My grandmother is flying out to visit us this week. Not every grandparent can afford to travel because they didn't manage their money well in their younger years. Instead of traveling, they delay retirement and have to work longer or live on a shoestring budget because they can no longer physically work but can't live the retirement of their dreams because they can't afford it.
These are a few tips my wife and me picked up from our own grandparents and great-grandparents (who lived through the Great Depression).
Don't Buy Everything
This is my own opinion but I do believe there's a correlation between the number of possessions and the size of our houses.
Let's see how the average house size has grown over the past century for a single family home:
- 1920: 1,048 sq. feet
- 1940: 1,177 sq. feet
- 1960: 1, 289 sq. feet
- 1980: 1,740 sq. feet
- 2000: 2,266 sq. feet
- 2014: 2,657 sq. feet
In almost 100 years time, houses have doubled in size and then some! Why?
We have to make room for all of our kitchen appliances like microwaves and keurigs, wall-mounted flat-screen tvs, and everything else we can buy that is powered by batteries and semiconductors. Most of the things in our houses today, didn't exist several decades ago. If they did, they were very expensive and our grandparents went without.
For a trip down memory lane, watch this intro to The Waltons where getting a radio was a BIG deal!
Avoid the Throw Away Society Mentality
An often quoted statistic is that the U.S. GDP is 70% consumer driven. Basically, the stock market ticks higher and our economic growth is measured almost entirely on how much money people spend.
People spending money is a good thing, especially when a boss is paying me a salary, but it's not good if spending makes you go into debt.
In the post-World War II era, we have a larger disposable personal income than our grandparents that has fueled a technology-based spending boom.
The downside is that our products have a shorter useful lifespan and we get to buy them more often:
One negative consequence of the leaps and bounds in mass production that makes cheap products possible is that it's cheaper to replace than repair broken items. For example, when it comes time to replace the parts in our gas grill, it's almost always cheaper to spend a few extra bucks to get a brand-new grill. Plus, “they just don't make things like they used to.” 🙁
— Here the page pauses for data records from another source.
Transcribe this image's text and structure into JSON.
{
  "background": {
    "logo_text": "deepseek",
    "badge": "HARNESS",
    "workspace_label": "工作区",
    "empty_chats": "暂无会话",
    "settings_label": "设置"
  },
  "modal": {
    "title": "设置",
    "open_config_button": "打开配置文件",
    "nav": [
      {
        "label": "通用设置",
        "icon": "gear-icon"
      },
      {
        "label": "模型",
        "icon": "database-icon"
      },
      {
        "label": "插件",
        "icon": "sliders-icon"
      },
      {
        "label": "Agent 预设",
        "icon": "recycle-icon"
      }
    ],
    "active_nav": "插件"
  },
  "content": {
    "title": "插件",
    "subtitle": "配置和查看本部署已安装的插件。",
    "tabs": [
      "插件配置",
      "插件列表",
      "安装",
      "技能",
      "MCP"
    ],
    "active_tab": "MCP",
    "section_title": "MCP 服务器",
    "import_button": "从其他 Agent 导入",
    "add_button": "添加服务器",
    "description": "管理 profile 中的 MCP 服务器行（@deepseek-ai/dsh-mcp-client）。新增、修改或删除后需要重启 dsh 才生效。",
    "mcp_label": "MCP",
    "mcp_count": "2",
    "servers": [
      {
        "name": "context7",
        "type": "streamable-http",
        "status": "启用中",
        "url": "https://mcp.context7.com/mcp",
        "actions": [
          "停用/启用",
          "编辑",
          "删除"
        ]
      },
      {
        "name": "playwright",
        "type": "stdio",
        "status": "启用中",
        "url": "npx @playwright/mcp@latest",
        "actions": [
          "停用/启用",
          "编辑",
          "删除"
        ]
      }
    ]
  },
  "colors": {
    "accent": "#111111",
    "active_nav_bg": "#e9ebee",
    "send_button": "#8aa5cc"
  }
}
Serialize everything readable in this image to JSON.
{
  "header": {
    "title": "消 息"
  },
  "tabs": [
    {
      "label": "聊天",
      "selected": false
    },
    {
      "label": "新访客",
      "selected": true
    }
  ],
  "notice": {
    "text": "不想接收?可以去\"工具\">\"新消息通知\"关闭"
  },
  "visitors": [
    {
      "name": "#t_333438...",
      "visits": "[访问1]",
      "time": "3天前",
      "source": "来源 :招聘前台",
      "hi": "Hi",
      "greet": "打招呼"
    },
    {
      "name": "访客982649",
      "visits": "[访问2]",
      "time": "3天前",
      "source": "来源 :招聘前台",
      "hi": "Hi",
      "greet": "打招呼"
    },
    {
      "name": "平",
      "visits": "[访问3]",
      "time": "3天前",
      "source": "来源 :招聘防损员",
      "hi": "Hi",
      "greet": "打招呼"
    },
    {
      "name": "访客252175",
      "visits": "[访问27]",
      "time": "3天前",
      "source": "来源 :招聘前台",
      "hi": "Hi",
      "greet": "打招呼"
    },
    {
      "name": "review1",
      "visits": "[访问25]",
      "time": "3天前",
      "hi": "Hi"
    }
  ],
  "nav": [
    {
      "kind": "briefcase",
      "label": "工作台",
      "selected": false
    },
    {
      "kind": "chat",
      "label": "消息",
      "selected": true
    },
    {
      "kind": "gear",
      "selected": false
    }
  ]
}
I have one final lesson on this topic…we buy way more consumable single-use items than our grandparents did:
- Bottled water
- Fountain drinks and lattes from Starbucks (or the gas station if you're frugal) that come in a styrofoam or paper cup
- Fast food restaurants
Do It Yourself
While we like to think we are very efficient because we have computers and high-tech machines that boost production, our grandparents were pretty efficient for their time too.
Yes, their lives might not have been as busy and they didn't have as many money trees in their backyard as we do, they were resourceful with their skills. By doing the hard work themselves instead of hiring a contractor or buying a premade product, they saved a ton of money.
The DIY principle can take many shapes and forms in our 21st-century lifestyles:
- Cooking your own meals (instead of going out to eat)
- Washing and vacuuming your own car
- Growing your own vegetables
- Mowing your own lawn
- Exercising at home or local park instead of buying a gym membership
- Building your own house (this is a little more complex, but it saved us about 50% in building costs)
Being generous in the 21st century might take a different form than it did 50 years ago when children could still play in their front yards without fear. However, I still encourage you to be involved in your community through some of these activities:
- Knowing your neighbors
- Spending time with families outside of church, group activities, or sports practice
- Donate food to your local food pantry
- Help build Habit for Humanity houses
- Donate cash to charity organizations
We're guilty of it too, but we spend too much time with our faces glued to a computer screen or text message than having conversations with real people. I didn't have my first cell phone until I was 21 years old and it only had phone call capability then (text messaging was still a novelty) so we passed our time having real conversations with real people like our friends and strangers.
Now, we stay in our ginormous houses with lots of stuff we don't really need because we're “too busy” to talk or help others or we don't feel safe leaving our house. I'm sorry if this sounds like a rant, but that's why this is a blog post and not a polished article being published in Time.
Because we're more secluded, we live in a bubble and insulate ourselves from the lives and circumstances of others. Unless somebody shares something on the top of our Facebook feed, we don't know about it.
This self-absorption of our time is also a reflection of how we spend so much money on ourselves by buying things we need and want. If we focus some more time and money on others, maybe we can fix some of the problems in our local communities that weren't as rampant as before. Money alone won't fix the problem–we also need a renaissance of ethics and morals–but it can certainly help.
I have more ideas, but I'll turn the floor over to you. What financial lessons from grandparents are important to you?
Please share them below, I'm all ears!
Josh founded Money Buffalo in 2015 to help people get out of debt and make smart financial decisions. He is currently a full-time personal finance writer with work featured in Forbes Advisor, Fox Business, and Credible.